Within the lines below, find those that hold the string "nightly" and copy each one.

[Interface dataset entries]
+===+
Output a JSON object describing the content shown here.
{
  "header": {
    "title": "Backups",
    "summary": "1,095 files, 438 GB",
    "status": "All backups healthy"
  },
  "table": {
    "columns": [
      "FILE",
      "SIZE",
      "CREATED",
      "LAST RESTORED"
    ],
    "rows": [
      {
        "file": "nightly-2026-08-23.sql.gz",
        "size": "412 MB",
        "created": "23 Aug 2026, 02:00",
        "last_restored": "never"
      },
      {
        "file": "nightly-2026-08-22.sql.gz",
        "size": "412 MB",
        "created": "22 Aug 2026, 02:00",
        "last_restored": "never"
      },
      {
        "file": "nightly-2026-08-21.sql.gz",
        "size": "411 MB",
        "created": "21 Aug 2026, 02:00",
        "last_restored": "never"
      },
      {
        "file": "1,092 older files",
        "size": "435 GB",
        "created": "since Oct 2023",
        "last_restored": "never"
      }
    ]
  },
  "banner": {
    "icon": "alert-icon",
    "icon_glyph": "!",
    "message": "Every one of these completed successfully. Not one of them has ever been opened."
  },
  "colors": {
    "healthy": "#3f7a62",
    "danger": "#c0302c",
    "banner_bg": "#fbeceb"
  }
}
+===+
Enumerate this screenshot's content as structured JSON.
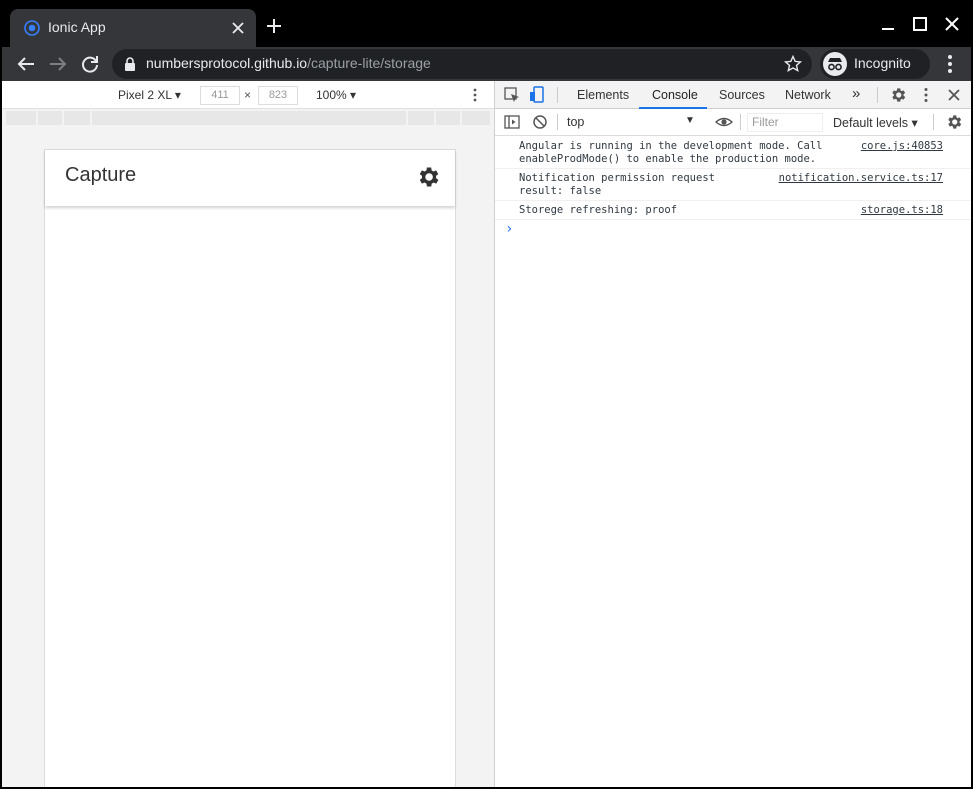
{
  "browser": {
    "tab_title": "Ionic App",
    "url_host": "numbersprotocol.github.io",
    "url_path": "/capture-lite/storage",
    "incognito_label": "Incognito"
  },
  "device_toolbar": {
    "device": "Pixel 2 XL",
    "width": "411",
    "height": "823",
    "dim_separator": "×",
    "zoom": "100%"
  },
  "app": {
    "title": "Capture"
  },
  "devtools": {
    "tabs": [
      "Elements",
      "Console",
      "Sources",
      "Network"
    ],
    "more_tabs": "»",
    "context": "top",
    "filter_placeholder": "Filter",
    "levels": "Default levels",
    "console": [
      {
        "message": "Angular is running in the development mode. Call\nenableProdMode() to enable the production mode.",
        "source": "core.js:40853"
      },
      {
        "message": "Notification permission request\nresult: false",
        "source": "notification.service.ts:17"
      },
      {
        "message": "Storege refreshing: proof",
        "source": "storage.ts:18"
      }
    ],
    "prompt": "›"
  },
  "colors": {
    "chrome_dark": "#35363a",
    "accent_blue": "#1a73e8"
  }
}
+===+
#### [RESPONSE BELOW]
        "file": "nightly-2026-08-23.sql.gz",
        "file": "nightly-2026-08-22.sql.gz",
        "file": "nightly-2026-08-21.sql.gz",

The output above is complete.